Carl Youngblood wrote:
> 
>> We use this in seaside (and borges does the same) to allow the user to
>> use the back button in the browser.  No matter how many times the user
>> goes back and clicks a link on the same page, the handling will always
>> be done by the exact same execution context.  It doesn't know it's being
>> called over and over; it just knows it's supposed to handle the clicks
>> generated from that page and it always does.
> 
> 
> Is that always good?  What if it means the users ends up clicking on the 
> purchase button twice and we charge their card twice?  I've always 
> thought that it was best not to let the user use the back button in 
> cases like these (i.e., forward them to the right page, display an error 
> indicating that the posted values are stale, or something like that).

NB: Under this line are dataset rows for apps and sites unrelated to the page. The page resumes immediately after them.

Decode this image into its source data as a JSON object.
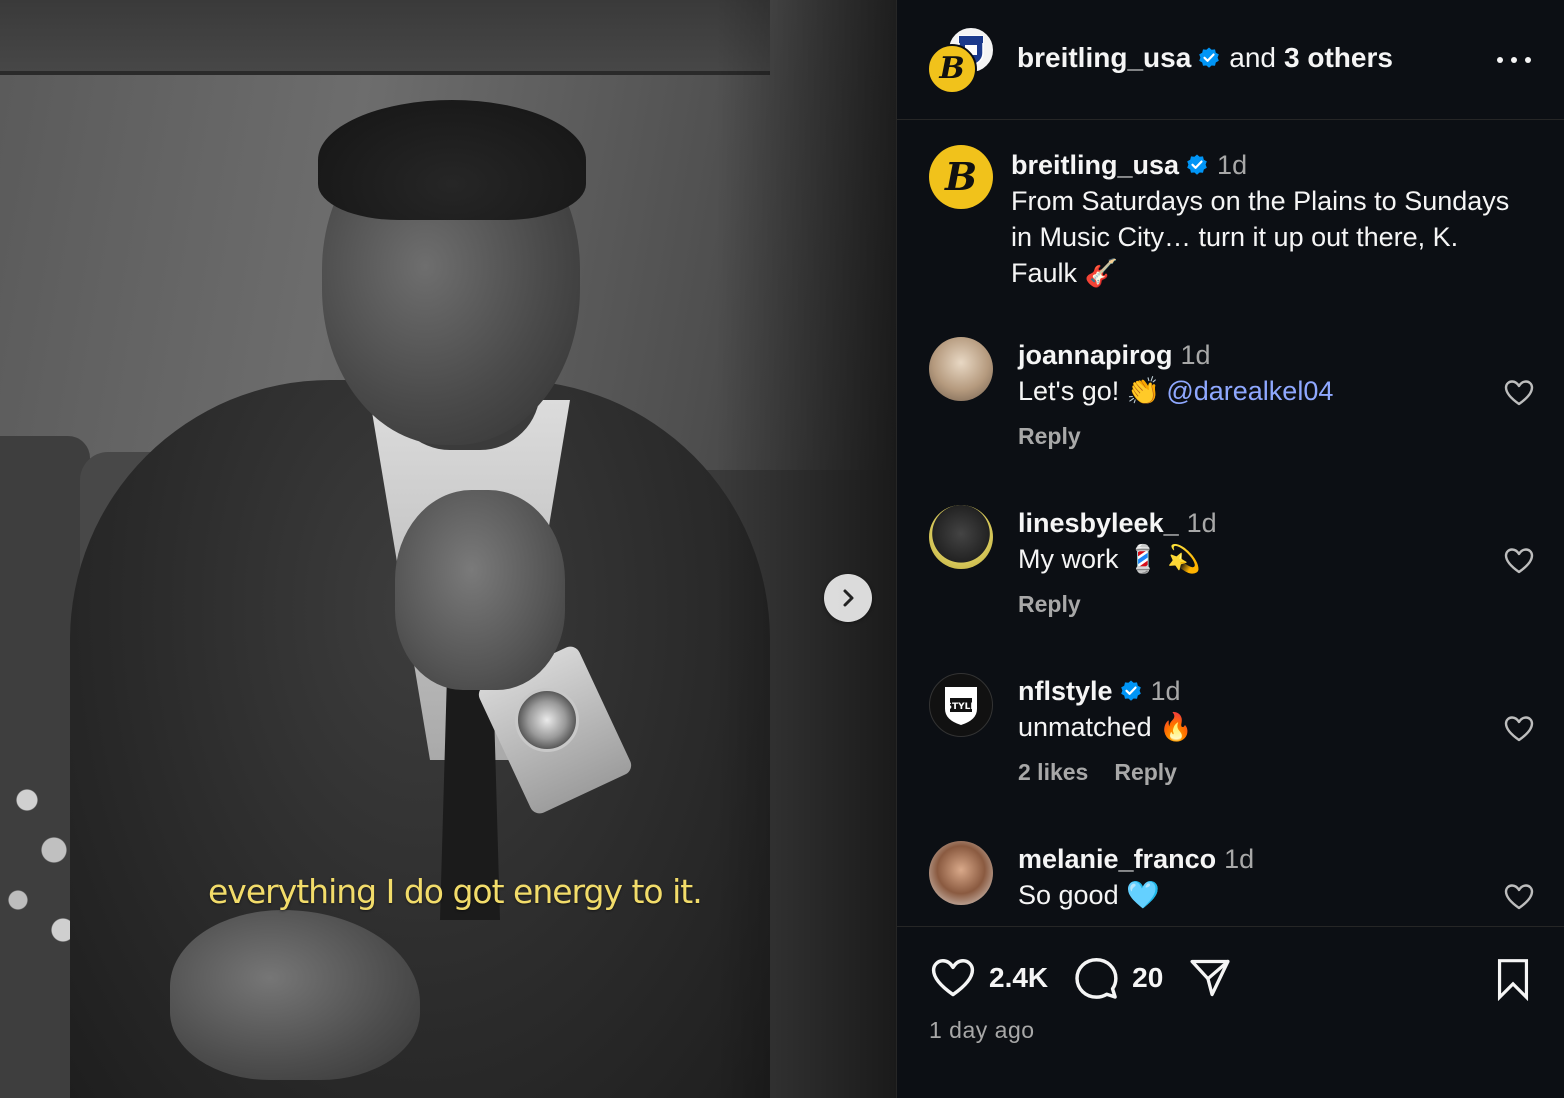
{
  "media": {
    "caption_overlay": "everything I do got energy to it.",
    "next_icon": "chevron-right-icon"
  },
  "header": {
    "username": "breitling_usa",
    "and_text": "and",
    "others_text": "3 others",
    "more_icon": "more-horizontal-icon",
    "verified_color": "#0095f6"
  },
  "post_caption": {
    "username": "breitling_usa",
    "time": "1d",
    "text": "From Saturdays on the Plains to Sundays in Music City… turn it up out there, K. Faulk 🎸"
  },
  "comments": [
    {
      "username": "joannapirog",
      "time": "1d",
      "text": "Let's go! 👏",
      "mention": "@darealkel04",
      "likes": "",
      "reply": "Reply",
      "verified": false
    },
    {
      "username": "linesbyleek_",
      "time": "1d",
      "text": "My work 💈 💫",
      "mention": "",
      "likes": "",
      "reply": "Reply",
      "verified": false
    },
    {
      "username": "nflstyle",
      "time": "1d",
      "text": "unmatched 🔥",
      "mention": "",
      "likes": "2 likes",
      "reply": "Reply",
      "verified": true
    },
    {
      "username": "melanie_franco",
      "time": "1d",
      "text": "So good 🩵",
      "mention": "",
      "likes": "",
      "reply": "",
      "verified": false
    }
  ],
  "footer": {
    "likes_count": "2.4K",
    "comments_count": "20",
    "timestamp": "1 day ago"
  },
  "colors": {
    "brand_yellow": "#f1c21b",
    "mention_blue": "#8fa8ff",
    "caption_yellow": "#f2dc6a",
    "background": "#0c0f14"
  }
}
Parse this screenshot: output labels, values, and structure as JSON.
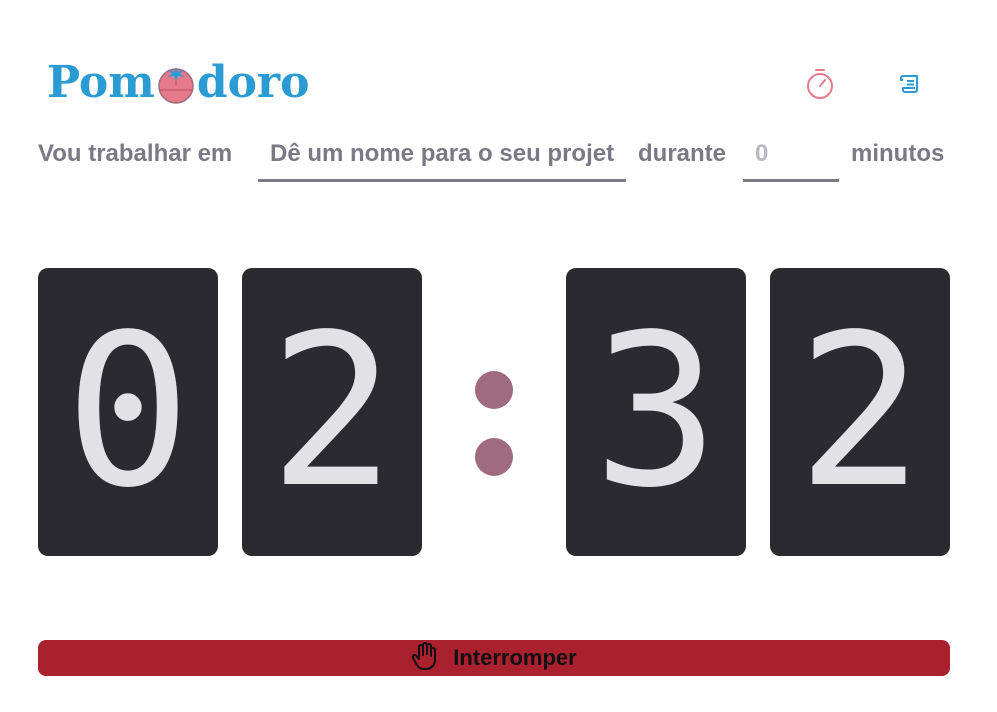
{
  "header": {
    "logo_text_left": "Pom",
    "logo_text_right": "doro",
    "icons": [
      "timer-icon",
      "history-scroll-icon"
    ]
  },
  "task": {
    "prefix": "Vou trabalhar em",
    "project_placeholder": "Dê um nome para o seu projeto",
    "project_value": "",
    "middle": "durante",
    "minutes_placeholder": "0",
    "suffix": "minutos"
  },
  "timer": {
    "minutes_tens": "0",
    "minutes_ones": "2",
    "seconds_tens": "3",
    "seconds_ones": "2"
  },
  "action": {
    "stop_label": "Interromper",
    "icon": "hand-palm-icon"
  },
  "colors": {
    "logo": "#2a9bd3",
    "card": "#2b2a30",
    "digit": "#e1e1e6",
    "colon": "#a06a80",
    "button": "#ab202d",
    "text": "#7a7985",
    "timer_icon": "#e57a8a",
    "history_icon": "#2a9bd3"
  }
}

No, it's not always good.  But it's always good to be able to.  Seaside 
(and I believe Borges for Ruby implements this piece too) has a concept 
of transactions or isolate blocks.  The way this works is that you 
execute a section of code inside a block.  When that block terminates, 
all the pages in that session get expired.  So in the case of a shopping 
cart, you would likely start an isolate block when they begin the 
payment process and expire all those pages as soon as they press "Purchase".

Note that you also have control over which pieces of state get 
backtracked with the back button.  So you can have the UI state 
representing, for example, which tab is selected roll back with the back 
button, but leave your model data (such as the shopping cart contents, 
perhaps) so it always represents the newest data.  It requires some 
thought in each case to determine what the desired semantics are, but 
once you decide what you want it's easy to implement either way.

Julian